◆ YOUR OBJECTIVE ◆
Set down the full data below exactly as given, please.

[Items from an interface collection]
-*-*-
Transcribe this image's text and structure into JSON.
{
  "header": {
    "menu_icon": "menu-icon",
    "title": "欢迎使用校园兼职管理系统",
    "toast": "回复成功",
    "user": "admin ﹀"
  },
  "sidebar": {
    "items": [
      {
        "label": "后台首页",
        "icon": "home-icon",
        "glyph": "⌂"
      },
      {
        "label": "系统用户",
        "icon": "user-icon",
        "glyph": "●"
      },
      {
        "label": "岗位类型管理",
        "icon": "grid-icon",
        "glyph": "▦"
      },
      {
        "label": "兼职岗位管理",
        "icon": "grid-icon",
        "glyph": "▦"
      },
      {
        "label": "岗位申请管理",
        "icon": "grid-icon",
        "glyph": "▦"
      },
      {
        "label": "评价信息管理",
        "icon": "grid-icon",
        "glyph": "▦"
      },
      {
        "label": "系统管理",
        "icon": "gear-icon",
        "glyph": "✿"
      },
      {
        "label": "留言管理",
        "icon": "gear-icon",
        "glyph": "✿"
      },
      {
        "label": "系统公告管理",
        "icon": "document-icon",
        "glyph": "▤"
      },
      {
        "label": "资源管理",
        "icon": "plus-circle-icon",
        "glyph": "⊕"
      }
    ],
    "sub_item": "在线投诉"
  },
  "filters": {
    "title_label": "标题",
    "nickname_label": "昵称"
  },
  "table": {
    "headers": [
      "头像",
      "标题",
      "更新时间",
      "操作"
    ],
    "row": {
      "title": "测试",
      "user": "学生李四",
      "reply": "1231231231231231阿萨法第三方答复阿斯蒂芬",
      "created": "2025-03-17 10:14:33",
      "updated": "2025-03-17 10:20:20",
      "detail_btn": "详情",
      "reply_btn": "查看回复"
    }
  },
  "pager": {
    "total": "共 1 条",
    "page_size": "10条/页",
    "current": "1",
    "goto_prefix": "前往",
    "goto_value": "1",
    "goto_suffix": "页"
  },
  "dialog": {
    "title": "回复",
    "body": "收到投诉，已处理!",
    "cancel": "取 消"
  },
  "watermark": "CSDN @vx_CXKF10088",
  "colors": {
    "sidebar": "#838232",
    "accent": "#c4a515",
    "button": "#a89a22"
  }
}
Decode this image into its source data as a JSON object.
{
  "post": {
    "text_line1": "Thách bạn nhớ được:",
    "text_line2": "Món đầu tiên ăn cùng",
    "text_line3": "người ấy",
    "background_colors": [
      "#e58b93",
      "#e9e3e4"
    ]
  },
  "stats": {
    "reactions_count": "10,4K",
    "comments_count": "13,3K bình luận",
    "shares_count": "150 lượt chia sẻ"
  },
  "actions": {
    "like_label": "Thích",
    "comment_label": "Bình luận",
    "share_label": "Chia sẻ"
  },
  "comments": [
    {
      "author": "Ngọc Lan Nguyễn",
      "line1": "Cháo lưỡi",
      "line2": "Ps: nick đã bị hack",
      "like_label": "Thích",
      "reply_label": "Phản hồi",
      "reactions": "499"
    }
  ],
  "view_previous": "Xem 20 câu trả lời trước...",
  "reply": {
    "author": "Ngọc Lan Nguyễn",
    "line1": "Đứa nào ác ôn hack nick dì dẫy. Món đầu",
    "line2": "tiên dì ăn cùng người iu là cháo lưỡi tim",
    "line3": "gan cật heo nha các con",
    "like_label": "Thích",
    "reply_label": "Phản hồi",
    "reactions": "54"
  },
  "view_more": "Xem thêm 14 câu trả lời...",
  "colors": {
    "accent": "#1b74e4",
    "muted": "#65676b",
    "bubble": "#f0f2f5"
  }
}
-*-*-
◆ WRITTEN RESPONSE ◆
Transcribe this image's text and structure into JSON.
{
  "header": {
    "menu_icon": "menu-icon",
    "title": "欢迎使用校园兼职管理系统",
    "toast": "回复成功",
    "user": "admin ﹀"
  },
  "sidebar": {
    "items": [
      {
        "label": "后台首页",
        "icon": "home-icon",
        "glyph": "⌂"
      },
      {
        "label": "系统用户",
        "icon": "user-icon",
        "glyph": "●"
      },
      {
        "label": "岗位类型管理",
        "icon": "grid-icon",
        "glyph": "▦"
      },
      {
        "label": "兼职岗位管理",
        "icon": "grid-icon",
        "glyph": "▦"
      },
      {
        "label": "岗位申请管理",
        "icon": "grid-icon",
        "glyph": "▦"
      },
      {
        "label": "评价信息管理",
        "icon": "grid-icon",
        "glyph": "▦"
      },
      {
        "label": "系统管理",
        "icon": "gear-icon",
        "glyph": "✿"
      },
      {
        "label": "留言管理",
        "icon": "gear-icon",
        "glyph": "✿"
      },
      {
        "label": "系统公告管理",
        "icon": "document-icon",
        "glyph": "▤"
      },
      {
        "label": "资源管理",
        "icon": "plus-circle-icon",
        "glyph": "⊕"
      }
    ],
    "sub_item": "在线投诉"
  },
  "filters": {
    "title_label": "标题",
    "nickname_label": "昵称"
  },
  "table": {
    "headers": [
      "头像",
      "标题",
      "更新时间",
      "操作"
    ],
    "row": {
      "title": "测试",
      "user": "学生李四",
      "reply": "1231231231231231阿萨法第三方答复阿斯蒂芬",
      "created": "2025-03-17 10:14:33",
      "updated": "2025-03-17 10:20:20",
      "detail_btn": "详情",
      "reply_btn": "查看回复"
    }
  },
  "pager": {
    "total": "共 1 条",
    "page_size": "10条/页",
    "current": "1",
    "goto_prefix": "前往",
    "goto_value": "1",
    "goto_suffix": "页"
  },
  "dialog": {
    "title": "回复",
    "body": "收到投诉，已处理!",
    "cancel": "取 消"
  },
  "watermark": "CSDN @vx_CXKF10088",
  "colors": {
    "sidebar": "#838232",
    "accent": "#c4a515",
    "button": "#a89a22"
  }
}
Decode this image into its source data as a JSON object.
{
  "post": {
    "text_line1": "Thách bạn nhớ được:",
    "text_line2": "Món đầu tiên ăn cùng",
    "text_line3": "người ấy",
    "background_colors": [
      "#e58b93",
      "#e9e3e4"
    ]
  },
  "stats": {
    "reactions_count": "10,4K",
    "comments_count": "13,3K bình luận",
    "shares_count": "150 lượt chia sẻ"
  },
  "actions": {
    "like_label": "Thích",
    "comment_label": "Bình luận",
    "share_label": "Chia sẻ"
  },
  "comments": [
    {
      "author": "Ngọc Lan Nguyễn",
      "line1": "Cháo lưỡi",
      "line2": "Ps: nick đã bị hack",
      "like_label": "Thích",
      "reply_label": "Phản hồi",
      "reactions": "499"
    }
  ],
  "view_previous": "Xem 20 câu trả lời trước...",
  "reply": {
    "author": "Ngọc Lan Nguyễn",
    "line1": "Đứa nào ác ôn hack nick dì dẫy. Món đầu",
    "line2": "tiên dì ăn cùng người iu là cháo lưỡi tim",
    "line3": "gan cật heo nha các con",
    "like_label": "Thích",
    "reply_label": "Phản hồi",
    "reactions": "54"
  },
  "view_more": "Xem thêm 14 câu trả lời...",
  "colors": {
    "accent": "#1b74e4",
    "muted": "#65676b",
    "bubble": "#f0f2f5"
  }
}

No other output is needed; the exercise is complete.